SUPPLIED MATERIAL Block Start

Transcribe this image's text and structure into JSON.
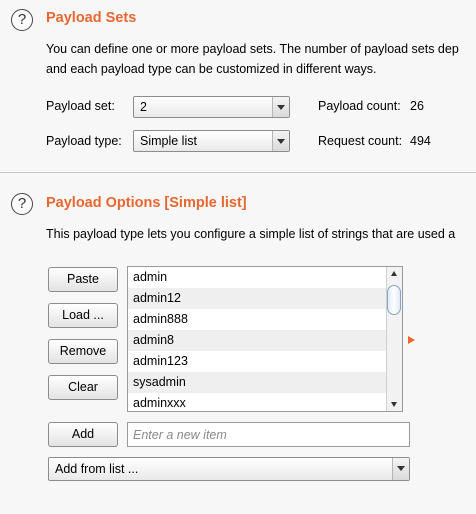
{
  "payload_sets": {
    "title": "Payload Sets",
    "description_line1": "You can define one or more payload sets. The number of payload sets dep",
    "description_line2": "and each payload type can be customized in different ways.",
    "set_label": "Payload set:",
    "set_value": "2",
    "type_label": "Payload type:",
    "type_value": "Simple list",
    "count_label": "Payload count:",
    "count_value": "26",
    "request_label": "Request count:",
    "request_value": "494"
  },
  "payload_options": {
    "title": "Payload Options [Simple list]",
    "description": "This payload type lets you configure a simple list of strings that are used a",
    "buttons": {
      "paste": "Paste",
      "load": "Load ...",
      "remove": "Remove",
      "clear": "Clear",
      "add": "Add"
    },
    "items": [
      "admin",
      "admin12",
      "admin888",
      "admin8",
      "admin123",
      "sysadmin",
      "adminxxx"
    ],
    "new_item_placeholder": "Enter a new item",
    "add_from_list": "Add from list ..."
  },
  "icons": {
    "help": "help-icon",
    "expand": "expand-arrow-icon",
    "accent_color": "#e8662f"
  }
}
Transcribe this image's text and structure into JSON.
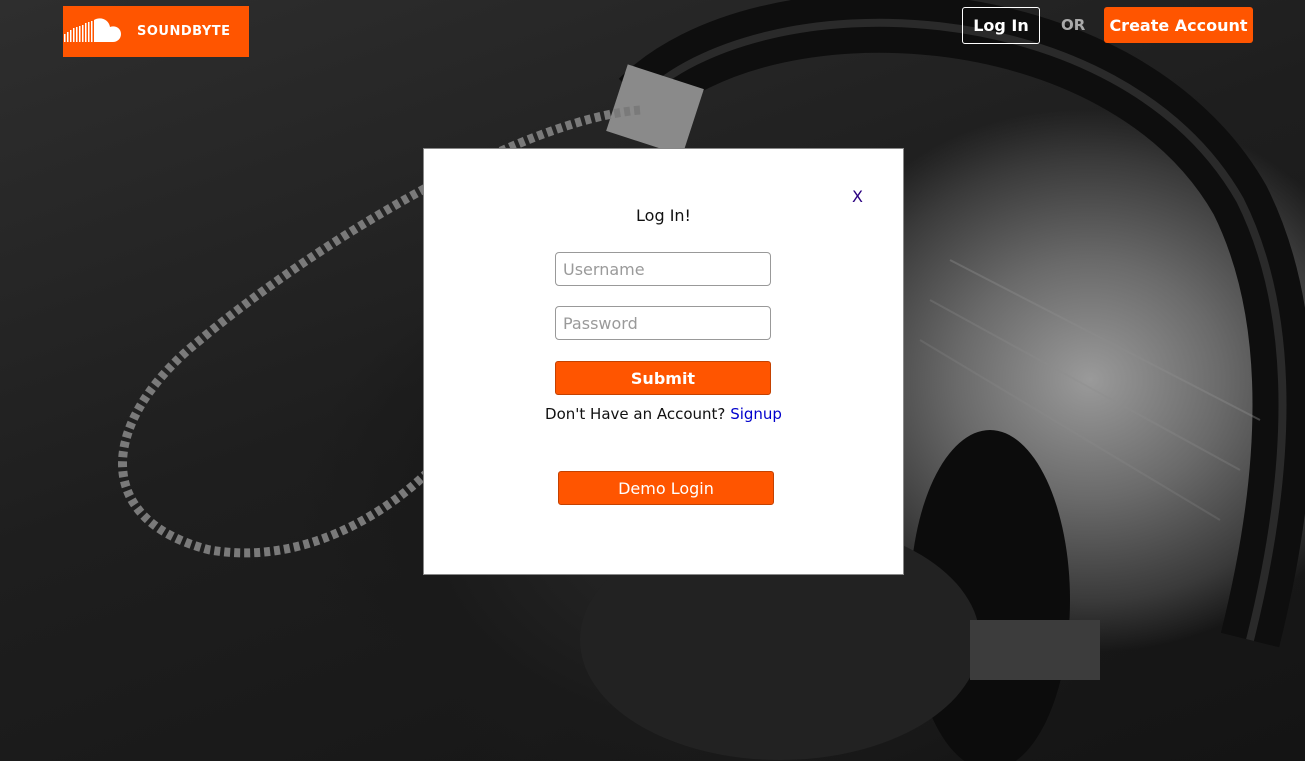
{
  "header": {
    "brand": "SOUNDBYTE",
    "login_label": "Log In",
    "or_label": "OR",
    "create_label": "Create Account"
  },
  "modal": {
    "close_label": "X",
    "title": "Log In!",
    "username_placeholder": "Username",
    "password_placeholder": "Password",
    "submit_label": "Submit",
    "signup_prompt": "Don't Have an Account?",
    "signup_link": "Signup",
    "demo_label": "Demo Login"
  },
  "colors": {
    "accent": "#ff5500",
    "link": "#0000cc"
  },
  "icons": {
    "logo": "soundcloud-cloud-icon"
  }
}
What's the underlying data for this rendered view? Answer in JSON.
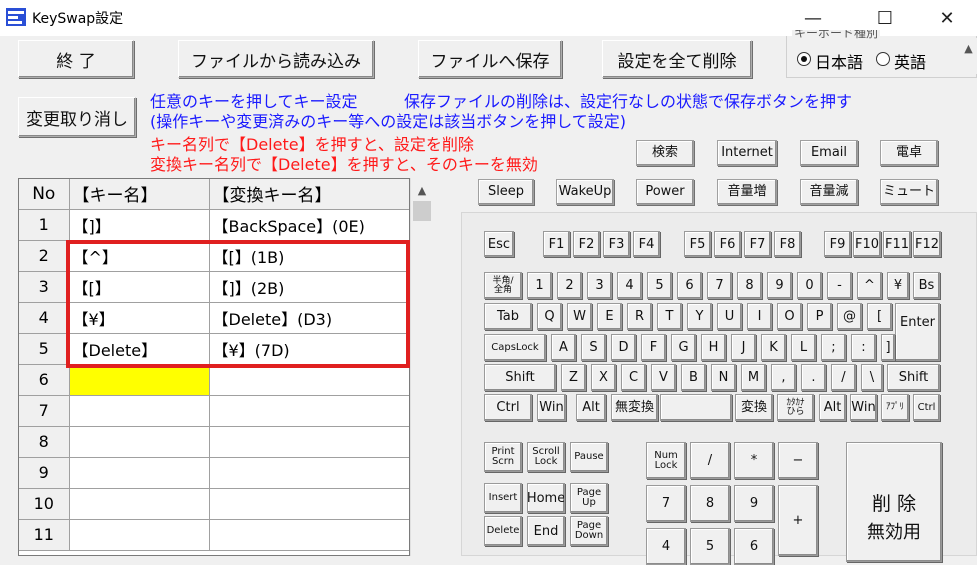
{
  "window": {
    "title": "KeySwap設定",
    "minimize": "—",
    "maximize": "☐",
    "close": "✕"
  },
  "toolbar": {
    "exit": "終 了",
    "load": "ファイルから読み込み",
    "save": "ファイルへ保存",
    "clear_all": "設定を全て削除",
    "undo": "変更取り消し"
  },
  "keyboard_type": {
    "label": "キーボード種別",
    "japanese": "日本語",
    "english": "英語",
    "selected": "japanese"
  },
  "info": {
    "blue_line1": "任意のキーを押してキー設定",
    "blue_line1b": "保存ファイルの削除は、設定行なしの状態で保存ボタンを押す",
    "blue_line2": "(操作キーや変更済みのキー等への設定は該当ボタンを押して設定)",
    "red_line1": "キー名列で【Delete】を押すと、設定を削除",
    "red_line2": "変換キー名列で【Delete】を押すと、そのキーを無効"
  },
  "grid": {
    "headers": {
      "no": "No",
      "key": "【キー名】",
      "mapped": "【変換キー名】"
    },
    "rows": [
      {
        "no": "1",
        "key": "【]】",
        "mapped": "【BackSpace】(0E)"
      },
      {
        "no": "2",
        "key": "【^】",
        "mapped": "【[】(1B)"
      },
      {
        "no": "3",
        "key": "【[】",
        "mapped": "【]】(2B)"
      },
      {
        "no": "4",
        "key": "【¥】",
        "mapped": "【Delete】(D3)"
      },
      {
        "no": "5",
        "key": "【Delete】",
        "mapped": "【¥】(7D)"
      },
      {
        "no": "6",
        "key": "",
        "mapped": ""
      },
      {
        "no": "7",
        "key": "",
        "mapped": ""
      },
      {
        "no": "8",
        "key": "",
        "mapped": ""
      },
      {
        "no": "9",
        "key": "",
        "mapped": ""
      },
      {
        "no": "10",
        "key": "",
        "mapped": ""
      },
      {
        "no": "11",
        "key": "",
        "mapped": ""
      }
    ]
  },
  "special_buttons": {
    "search": "検索",
    "internet": "Internet",
    "email": "Email",
    "calc": "電卓",
    "sleep": "Sleep",
    "wakeup": "WakeUp",
    "power": "Power",
    "vol_up": "音量増",
    "vol_down": "音量減",
    "mute": "ミュート"
  },
  "keys": {
    "esc": "Esc",
    "f1": "F1",
    "f2": "F2",
    "f3": "F3",
    "f4": "F4",
    "f5": "F5",
    "f6": "F6",
    "f7": "F7",
    "f8": "F8",
    "f9": "F9",
    "f10": "F10",
    "f11": "F11",
    "f12": "F12",
    "hankaku_1": "半角/",
    "hankaku_2": "全角",
    "n1": "1",
    "n2": "2",
    "n3": "3",
    "n4": "4",
    "n5": "5",
    "n6": "6",
    "n7": "7",
    "n8": "8",
    "n9": "9",
    "n0": "0",
    "minus": "-",
    "caret": "^",
    "yen": "¥",
    "bs": "Bs",
    "tab": "Tab",
    "q": "Q",
    "w": "W",
    "e": "E",
    "r": "R",
    "t": "T",
    "y": "Y",
    "u": "U",
    "i": "I",
    "o": "O",
    "p": "P",
    "at": "@",
    "lbracket": "[",
    "enter": "Enter",
    "caps": "CapsLock",
    "a": "A",
    "s": "S",
    "d": "D",
    "f": "F",
    "g": "G",
    "h": "H",
    "j": "J",
    "k": "K",
    "l": "L",
    "semicolon": ";",
    "colon": ":",
    "rbracket": "]",
    "lshift": "Shift",
    "z": "Z",
    "x": "X",
    "c": "C",
    "v": "V",
    "b": "B",
    "n": "N",
    "m": "M",
    "comma": ",",
    "period": ".",
    "slash": "/",
    "backslash": "\\",
    "rshift": "Shift",
    "lctrl": "Ctrl",
    "lwin": "Win",
    "lalt": "Alt",
    "muhenkan": "無変換",
    "henkan": "変換",
    "kana_1": "ｶﾀｶﾅ",
    "kana_2": "ひら",
    "ralt": "Alt",
    "rwin": "Win",
    "app": "ｱﾌﾟﾘ",
    "rctrl": "Ctrl",
    "prtsc_1": "Print",
    "prtsc_2": "Scrn",
    "scroll_1": "Scroll",
    "scroll_2": "Lock",
    "pause": "Pause",
    "insert": "Insert",
    "home": "Home",
    "pgup_1": "Page",
    "pgup_2": "Up",
    "delete": "Delete",
    "end": "End",
    "pgdn_1": "Page",
    "pgdn_2": "Down",
    "numlock_1": "Num",
    "numlock_2": "Lock",
    "np_div": "/",
    "np_mul": "*",
    "np_sub": "−",
    "np7": "7",
    "np8": "8",
    "np9": "9",
    "np_add": "+",
    "np4": "4",
    "np5": "5",
    "np6": "6"
  },
  "disable_panel": {
    "line1": "削 除",
    "line2": "無効用"
  }
}
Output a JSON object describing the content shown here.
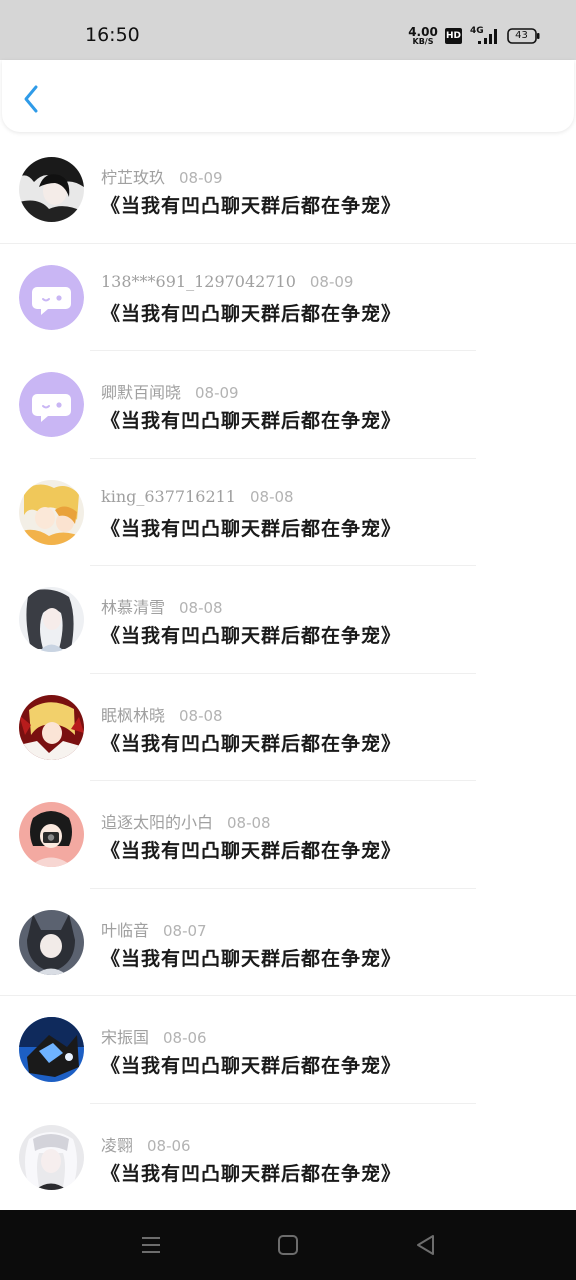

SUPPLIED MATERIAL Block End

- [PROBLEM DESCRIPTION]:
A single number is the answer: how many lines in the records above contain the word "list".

- [OUTPUT FOR THIS EXERCISE]:
4